NHS Highland currently has funding for 16 radiologist posts, made up of two based in Oban and 14 in Inverness - including the two interventional radiologist posts.

Currently 12 are filled on permanent staff contracts, with four vacancies in Inverness. Two of these vacancies - in general radiology and breast radiology - are currently being filled by long-term locums.

A non-European radiologist was appointed in January and is working towards achieving consultant status - expected to take 12 to 24 months of UK-based work. NHS Highland also employs two rotational registrars in training within its radiology department.
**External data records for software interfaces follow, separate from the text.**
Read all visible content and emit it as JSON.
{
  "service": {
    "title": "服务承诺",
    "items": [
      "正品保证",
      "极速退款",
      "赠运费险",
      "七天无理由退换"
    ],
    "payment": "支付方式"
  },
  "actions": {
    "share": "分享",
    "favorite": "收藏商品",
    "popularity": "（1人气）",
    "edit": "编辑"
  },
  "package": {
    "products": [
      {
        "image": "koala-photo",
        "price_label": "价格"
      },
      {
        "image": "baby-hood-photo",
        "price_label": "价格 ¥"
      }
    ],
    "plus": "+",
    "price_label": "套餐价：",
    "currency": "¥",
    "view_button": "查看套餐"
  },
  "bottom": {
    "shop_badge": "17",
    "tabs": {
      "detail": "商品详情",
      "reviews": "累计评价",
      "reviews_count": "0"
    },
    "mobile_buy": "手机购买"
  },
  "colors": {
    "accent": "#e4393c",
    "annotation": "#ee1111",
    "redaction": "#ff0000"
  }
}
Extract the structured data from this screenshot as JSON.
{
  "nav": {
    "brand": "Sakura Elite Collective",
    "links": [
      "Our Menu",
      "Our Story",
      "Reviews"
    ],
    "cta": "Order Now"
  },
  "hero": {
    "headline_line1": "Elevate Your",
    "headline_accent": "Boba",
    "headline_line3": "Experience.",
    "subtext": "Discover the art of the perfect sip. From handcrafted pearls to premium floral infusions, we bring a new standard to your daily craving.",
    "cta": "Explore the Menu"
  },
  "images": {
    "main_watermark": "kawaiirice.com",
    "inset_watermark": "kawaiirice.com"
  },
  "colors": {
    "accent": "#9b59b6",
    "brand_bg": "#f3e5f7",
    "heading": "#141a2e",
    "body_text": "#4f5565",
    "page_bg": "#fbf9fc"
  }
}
The loss of the two remaining interventional radiologists comes after Dr Nicola Strickland, president of the Royal College of Radiologists, expressed "grave concerns" above the workforce crisis in NHS Highland. She said an extra 20 radiologists were needed - in additional to the 16 posts currently - to provide a "safe and effective service".